- _AVAILABLE DATA_
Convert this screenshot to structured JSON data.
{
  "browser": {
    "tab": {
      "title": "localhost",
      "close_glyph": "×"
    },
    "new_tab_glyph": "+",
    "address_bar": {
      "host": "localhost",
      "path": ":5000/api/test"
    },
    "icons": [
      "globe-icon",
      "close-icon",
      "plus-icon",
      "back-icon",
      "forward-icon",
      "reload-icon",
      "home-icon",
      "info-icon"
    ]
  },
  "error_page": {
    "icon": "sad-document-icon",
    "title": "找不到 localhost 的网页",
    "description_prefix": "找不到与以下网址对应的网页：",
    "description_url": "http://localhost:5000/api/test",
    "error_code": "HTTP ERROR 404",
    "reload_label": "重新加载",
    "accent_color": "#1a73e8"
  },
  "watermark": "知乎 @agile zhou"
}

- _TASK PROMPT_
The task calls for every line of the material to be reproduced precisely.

- _RESPONSE BELOW_
Convert this screenshot to structured JSON data.
{
  "browser": {
    "tab": {
      "title": "localhost",
      "close_glyph": "×"
    },
    "new_tab_glyph": "+",
    "address_bar": {
      "host": "localhost",
      "path": ":5000/api/test"
    },
    "icons": [
      "globe-icon",
      "close-icon",
      "plus-icon",
      "back-icon",
      "forward-icon",
      "reload-icon",
      "home-icon",
      "info-icon"
    ]
  },
  "error_page": {
    "icon": "sad-document-icon",
    "title": "找不到 localhost 的网页",
    "description_prefix": "找不到与以下网址对应的网页：",
    "description_url": "http://localhost:5000/api/test",
    "error_code": "HTTP ERROR 404",
    "reload_label": "重新加载",
    "accent_color": "#1a73e8"
  },
  "watermark": "知乎 @agile zhou"
}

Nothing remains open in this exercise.